Freedman suggests the implementation of a "Third-Age Bill," similar to the G.I. Bill that helped soldiers returning from World War II reacclimatize to society. In this case, the policy would be aimed at enabling the successful transition of vast numbers of aging Americans into new roles of strengthening communities through volunteerism. Among the specifics would be a massive new national corps - like his Experience Corps - that would involve between 5 percent and 10 percent of the 55-plus population over the next decade. The programs would be partially funded by government grants and partially through local efforts, and individuals who serve at least 20 hours a week would be provided with a nontaxable stipend and health benefits. The Bill might also include a national report card, issued every three years, to determine how effectively America is making use of the older adult population, as well as special awards to recognize outstanding contributors.
Employers, for their part, need to overhaul their recruitment and retention practices. According to human resources consulting firm Watson Wyatt Worldwide, just 8 percent of 500 companies surveyed have implemented phased retirement arrangements, giving workers the option to continue working on a part-time schedule. Then there are the older workers who may want to work, but who don't even apply, for fear of employer's negative attitudes. To correct this situation, the Committee for Economic Development (CED) recommends a series of employer policy changes, such as revising recruiting materials to better target older candidates, as well as advertising positions through seniors' groups. Other recommendations from the CED include changing federal laws regarding employee benefits to allow greater flexibility in hiring older workers for part-time posts, and a plea to colleges and training institutions to expand work-oriented learning options to older adults. There also needs to be more senior-focused career counseling, says Dr. Audrey Kavka, a specialist on aging and a member of the San Francisco Psychoanalytic Institute. "For many, life has been very structured and safe. Retirement can create a lot of anxiety for people who are not accustomed to that kind of self-reflection."

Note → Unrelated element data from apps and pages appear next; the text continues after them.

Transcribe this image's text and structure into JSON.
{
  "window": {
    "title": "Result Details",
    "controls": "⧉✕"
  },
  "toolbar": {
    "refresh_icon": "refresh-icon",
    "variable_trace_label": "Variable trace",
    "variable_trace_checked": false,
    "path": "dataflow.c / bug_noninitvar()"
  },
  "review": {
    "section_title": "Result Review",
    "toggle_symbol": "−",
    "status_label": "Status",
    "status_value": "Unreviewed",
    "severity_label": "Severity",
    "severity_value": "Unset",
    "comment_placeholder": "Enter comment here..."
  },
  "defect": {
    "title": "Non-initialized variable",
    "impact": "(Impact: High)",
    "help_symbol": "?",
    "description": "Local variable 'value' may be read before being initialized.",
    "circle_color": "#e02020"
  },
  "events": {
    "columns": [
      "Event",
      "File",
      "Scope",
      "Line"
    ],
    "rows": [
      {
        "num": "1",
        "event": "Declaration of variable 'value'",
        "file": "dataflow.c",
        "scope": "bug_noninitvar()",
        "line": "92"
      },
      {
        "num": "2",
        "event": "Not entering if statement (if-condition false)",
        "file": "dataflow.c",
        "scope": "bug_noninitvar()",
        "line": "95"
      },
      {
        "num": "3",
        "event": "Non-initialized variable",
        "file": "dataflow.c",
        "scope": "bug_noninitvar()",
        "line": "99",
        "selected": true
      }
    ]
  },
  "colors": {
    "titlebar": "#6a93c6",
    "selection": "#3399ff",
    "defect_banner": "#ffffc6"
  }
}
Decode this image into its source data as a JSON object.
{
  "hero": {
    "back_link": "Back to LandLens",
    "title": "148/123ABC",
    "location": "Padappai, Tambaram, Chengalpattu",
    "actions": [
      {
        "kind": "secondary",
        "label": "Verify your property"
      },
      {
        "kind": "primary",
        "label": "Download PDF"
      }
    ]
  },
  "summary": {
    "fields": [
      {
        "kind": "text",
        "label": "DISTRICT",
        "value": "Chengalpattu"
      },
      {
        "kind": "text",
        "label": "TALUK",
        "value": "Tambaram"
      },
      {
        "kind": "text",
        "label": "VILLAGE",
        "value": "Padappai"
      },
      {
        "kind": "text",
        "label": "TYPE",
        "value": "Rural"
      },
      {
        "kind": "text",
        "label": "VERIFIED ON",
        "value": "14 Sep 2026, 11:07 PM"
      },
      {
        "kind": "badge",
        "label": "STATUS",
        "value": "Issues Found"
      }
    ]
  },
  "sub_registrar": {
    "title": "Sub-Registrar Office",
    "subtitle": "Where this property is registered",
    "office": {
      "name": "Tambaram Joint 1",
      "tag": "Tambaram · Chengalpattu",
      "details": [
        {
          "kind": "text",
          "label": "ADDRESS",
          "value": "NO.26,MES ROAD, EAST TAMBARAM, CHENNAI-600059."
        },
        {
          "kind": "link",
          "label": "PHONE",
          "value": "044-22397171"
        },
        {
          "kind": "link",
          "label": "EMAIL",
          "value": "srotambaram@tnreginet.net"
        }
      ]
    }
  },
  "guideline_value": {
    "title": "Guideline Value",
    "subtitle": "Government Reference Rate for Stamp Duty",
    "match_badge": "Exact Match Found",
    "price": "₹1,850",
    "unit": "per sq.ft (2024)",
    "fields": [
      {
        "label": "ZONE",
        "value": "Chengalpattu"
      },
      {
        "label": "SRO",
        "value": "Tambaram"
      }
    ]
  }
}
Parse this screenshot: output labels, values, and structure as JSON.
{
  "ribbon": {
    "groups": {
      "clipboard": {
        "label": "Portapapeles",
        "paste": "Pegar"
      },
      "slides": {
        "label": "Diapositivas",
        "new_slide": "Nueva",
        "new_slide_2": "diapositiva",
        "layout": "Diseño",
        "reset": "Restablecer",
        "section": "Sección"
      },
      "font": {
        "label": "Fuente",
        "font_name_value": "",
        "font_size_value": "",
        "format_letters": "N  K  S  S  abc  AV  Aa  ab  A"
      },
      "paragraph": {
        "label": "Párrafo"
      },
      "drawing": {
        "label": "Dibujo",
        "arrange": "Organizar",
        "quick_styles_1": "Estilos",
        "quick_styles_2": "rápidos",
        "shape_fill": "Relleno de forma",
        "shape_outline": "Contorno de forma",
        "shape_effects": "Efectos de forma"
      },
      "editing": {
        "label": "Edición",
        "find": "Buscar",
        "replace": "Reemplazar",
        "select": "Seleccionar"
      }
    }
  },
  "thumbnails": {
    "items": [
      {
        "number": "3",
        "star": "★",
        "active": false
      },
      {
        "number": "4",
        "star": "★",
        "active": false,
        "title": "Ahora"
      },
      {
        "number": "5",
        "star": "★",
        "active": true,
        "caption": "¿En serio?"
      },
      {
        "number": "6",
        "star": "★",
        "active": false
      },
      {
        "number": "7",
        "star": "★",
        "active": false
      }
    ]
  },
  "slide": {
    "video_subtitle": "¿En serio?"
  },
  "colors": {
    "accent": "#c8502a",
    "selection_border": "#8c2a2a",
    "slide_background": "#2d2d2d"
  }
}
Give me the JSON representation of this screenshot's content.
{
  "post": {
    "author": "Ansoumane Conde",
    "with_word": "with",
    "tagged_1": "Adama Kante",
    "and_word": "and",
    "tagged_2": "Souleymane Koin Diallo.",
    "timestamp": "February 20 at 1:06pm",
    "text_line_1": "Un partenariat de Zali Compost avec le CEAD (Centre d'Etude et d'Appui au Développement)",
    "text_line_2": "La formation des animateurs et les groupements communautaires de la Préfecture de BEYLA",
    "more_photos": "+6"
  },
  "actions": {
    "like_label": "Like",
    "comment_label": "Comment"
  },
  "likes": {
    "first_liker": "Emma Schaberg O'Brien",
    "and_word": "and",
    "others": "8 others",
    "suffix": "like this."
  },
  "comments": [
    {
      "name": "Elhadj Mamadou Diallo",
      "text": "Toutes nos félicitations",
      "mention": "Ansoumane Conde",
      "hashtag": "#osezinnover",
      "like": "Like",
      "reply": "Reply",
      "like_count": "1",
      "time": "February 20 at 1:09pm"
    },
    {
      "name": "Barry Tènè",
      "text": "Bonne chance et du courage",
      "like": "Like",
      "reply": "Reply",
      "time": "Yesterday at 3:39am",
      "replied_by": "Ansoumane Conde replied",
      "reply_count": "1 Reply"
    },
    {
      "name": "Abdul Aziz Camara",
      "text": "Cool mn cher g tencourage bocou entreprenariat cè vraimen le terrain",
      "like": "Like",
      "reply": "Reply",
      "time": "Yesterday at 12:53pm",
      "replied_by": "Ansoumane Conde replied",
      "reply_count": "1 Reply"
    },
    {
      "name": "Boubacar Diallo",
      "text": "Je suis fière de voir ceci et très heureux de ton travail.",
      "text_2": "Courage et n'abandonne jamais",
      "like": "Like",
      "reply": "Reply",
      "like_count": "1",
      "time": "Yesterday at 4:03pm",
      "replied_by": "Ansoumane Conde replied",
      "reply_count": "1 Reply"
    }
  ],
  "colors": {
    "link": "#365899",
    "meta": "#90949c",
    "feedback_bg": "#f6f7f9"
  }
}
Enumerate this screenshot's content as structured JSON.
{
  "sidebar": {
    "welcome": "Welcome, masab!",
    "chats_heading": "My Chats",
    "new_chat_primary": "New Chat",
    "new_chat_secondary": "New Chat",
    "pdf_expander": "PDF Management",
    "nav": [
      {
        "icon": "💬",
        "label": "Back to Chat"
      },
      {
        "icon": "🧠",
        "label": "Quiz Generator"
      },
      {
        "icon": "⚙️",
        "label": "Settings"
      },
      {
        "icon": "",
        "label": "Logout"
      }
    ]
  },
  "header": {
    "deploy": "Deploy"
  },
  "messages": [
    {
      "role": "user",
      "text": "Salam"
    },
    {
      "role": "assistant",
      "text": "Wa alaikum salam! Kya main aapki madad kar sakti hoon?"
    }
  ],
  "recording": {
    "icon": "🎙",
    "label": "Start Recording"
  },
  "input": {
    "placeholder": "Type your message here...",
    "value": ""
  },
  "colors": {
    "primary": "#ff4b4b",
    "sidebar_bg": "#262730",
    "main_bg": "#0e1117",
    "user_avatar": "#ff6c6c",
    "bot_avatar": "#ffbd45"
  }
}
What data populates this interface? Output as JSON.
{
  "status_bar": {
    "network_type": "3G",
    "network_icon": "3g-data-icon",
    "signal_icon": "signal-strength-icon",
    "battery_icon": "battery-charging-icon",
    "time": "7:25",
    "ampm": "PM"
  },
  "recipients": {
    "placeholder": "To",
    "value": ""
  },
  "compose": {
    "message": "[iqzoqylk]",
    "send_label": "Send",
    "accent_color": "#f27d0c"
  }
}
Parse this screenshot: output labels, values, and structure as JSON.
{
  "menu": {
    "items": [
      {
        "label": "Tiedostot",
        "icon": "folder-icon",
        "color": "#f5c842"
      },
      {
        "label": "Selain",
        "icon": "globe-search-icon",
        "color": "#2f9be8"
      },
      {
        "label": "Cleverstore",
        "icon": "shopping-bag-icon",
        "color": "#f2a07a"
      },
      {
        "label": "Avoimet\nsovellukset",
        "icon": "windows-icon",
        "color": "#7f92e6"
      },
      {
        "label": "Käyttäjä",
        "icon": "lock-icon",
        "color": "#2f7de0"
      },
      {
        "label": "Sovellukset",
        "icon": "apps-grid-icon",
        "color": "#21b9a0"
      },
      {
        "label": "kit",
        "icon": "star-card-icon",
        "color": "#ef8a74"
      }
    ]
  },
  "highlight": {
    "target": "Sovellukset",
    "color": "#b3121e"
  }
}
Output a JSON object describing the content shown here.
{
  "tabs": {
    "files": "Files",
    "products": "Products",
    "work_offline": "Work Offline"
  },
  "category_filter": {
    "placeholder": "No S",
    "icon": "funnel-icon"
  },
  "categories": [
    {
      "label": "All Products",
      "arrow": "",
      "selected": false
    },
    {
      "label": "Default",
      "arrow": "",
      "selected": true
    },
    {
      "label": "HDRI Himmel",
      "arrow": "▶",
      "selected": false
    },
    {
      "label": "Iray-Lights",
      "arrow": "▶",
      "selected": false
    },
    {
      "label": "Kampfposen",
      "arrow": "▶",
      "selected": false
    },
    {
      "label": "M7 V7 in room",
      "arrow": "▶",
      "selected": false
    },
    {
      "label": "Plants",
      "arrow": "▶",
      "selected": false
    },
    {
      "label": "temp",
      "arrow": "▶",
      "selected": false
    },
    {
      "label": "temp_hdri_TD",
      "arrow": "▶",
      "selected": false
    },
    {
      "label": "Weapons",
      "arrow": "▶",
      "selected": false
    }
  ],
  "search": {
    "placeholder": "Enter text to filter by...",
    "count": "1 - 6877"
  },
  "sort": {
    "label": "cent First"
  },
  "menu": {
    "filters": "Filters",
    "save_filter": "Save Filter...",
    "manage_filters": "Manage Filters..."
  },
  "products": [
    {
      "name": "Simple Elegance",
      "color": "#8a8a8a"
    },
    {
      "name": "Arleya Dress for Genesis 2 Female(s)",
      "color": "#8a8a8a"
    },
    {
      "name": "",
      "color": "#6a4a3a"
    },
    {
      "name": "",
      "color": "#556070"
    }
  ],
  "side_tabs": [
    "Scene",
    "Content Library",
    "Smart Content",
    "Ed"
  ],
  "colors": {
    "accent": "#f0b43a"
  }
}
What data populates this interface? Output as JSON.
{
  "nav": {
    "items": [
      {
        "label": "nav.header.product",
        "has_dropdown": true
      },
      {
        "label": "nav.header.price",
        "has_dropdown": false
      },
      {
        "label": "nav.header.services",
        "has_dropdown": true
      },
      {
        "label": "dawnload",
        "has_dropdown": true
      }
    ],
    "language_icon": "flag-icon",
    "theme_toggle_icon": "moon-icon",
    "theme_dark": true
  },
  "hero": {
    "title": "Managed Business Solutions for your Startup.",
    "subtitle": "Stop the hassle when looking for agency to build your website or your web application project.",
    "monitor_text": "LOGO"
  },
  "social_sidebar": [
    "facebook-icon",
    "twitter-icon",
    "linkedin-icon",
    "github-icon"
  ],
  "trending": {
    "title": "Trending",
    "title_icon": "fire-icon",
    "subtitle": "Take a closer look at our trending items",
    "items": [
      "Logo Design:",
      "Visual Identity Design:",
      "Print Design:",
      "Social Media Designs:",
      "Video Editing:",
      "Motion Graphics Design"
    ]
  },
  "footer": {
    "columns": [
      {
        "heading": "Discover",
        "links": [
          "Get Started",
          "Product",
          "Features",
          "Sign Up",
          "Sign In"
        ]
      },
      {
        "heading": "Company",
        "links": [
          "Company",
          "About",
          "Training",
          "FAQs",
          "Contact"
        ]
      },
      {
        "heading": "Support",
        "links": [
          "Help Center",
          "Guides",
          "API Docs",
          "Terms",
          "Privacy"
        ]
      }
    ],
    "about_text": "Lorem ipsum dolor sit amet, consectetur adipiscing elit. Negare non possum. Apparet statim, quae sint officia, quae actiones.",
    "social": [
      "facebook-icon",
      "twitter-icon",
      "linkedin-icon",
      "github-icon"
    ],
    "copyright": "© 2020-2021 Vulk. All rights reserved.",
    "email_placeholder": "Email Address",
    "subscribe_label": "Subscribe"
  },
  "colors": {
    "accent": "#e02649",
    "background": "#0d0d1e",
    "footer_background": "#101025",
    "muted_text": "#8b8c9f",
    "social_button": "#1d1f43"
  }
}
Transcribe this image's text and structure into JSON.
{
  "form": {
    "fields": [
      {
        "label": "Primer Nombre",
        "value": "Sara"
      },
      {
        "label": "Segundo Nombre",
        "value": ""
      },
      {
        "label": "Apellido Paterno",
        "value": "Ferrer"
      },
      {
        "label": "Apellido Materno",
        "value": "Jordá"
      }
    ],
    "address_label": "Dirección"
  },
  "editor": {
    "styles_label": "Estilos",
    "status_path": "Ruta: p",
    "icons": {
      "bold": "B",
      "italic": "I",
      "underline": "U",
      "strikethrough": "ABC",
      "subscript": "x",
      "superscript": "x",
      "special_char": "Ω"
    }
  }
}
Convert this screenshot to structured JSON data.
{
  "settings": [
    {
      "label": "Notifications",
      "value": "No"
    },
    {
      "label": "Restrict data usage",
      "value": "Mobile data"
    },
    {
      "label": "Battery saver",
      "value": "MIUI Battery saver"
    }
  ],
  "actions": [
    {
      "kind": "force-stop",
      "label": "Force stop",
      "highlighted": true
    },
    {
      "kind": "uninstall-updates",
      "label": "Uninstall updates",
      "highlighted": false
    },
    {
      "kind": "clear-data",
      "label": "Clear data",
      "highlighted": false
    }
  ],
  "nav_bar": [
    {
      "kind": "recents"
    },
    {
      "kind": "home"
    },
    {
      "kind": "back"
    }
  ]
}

But perhaps what is needed most is a social re-envisioning of what aging and retirement are, and should be, in this country. "The word `retirement' is never going to go away, but the word will have new and varied meanings," says Dr. Neal Cutler, director of survey research for the NCOA. "There will always be some people who can't wait to have a life of leisure and who will never want to work again in any capacity. Others will want to work on a farm, teach at a college, or do something else that's meaningful to them. Retirement will become known for what it already is to so many: a new phase of life, not an end to it."